- Task goal
Among the entries, find the lines with the string "access" and copy them.

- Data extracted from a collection
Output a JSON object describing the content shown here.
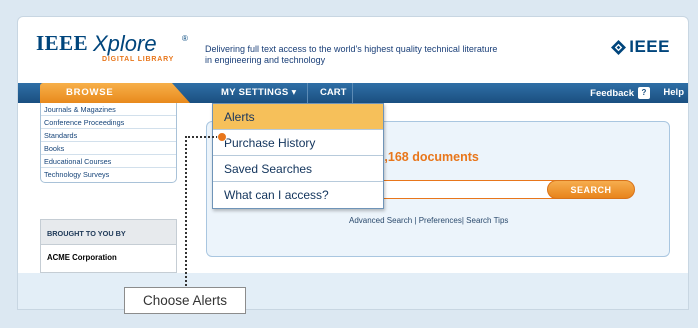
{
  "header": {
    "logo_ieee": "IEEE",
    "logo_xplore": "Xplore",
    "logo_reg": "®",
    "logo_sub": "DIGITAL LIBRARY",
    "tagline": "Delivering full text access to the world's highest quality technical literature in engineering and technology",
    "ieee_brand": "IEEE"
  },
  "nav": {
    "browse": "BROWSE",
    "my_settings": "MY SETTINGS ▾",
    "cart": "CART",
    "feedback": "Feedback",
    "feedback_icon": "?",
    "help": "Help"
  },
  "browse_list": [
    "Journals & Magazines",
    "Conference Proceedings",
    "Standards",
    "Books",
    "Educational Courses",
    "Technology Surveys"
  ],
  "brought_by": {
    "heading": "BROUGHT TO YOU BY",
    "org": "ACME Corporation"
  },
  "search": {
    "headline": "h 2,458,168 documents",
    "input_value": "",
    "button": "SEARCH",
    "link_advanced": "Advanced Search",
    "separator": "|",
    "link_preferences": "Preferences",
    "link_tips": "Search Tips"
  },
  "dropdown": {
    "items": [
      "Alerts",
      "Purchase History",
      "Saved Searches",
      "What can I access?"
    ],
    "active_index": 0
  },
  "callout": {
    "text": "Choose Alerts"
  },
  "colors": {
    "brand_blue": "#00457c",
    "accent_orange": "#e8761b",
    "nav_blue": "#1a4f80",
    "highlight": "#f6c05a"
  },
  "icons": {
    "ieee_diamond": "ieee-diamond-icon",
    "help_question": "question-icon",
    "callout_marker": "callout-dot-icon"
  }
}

- Exercise answer
    "tagline": "Delivering full text access to the world's highest quality technical literature in engineering and technology",
      "What can I access?"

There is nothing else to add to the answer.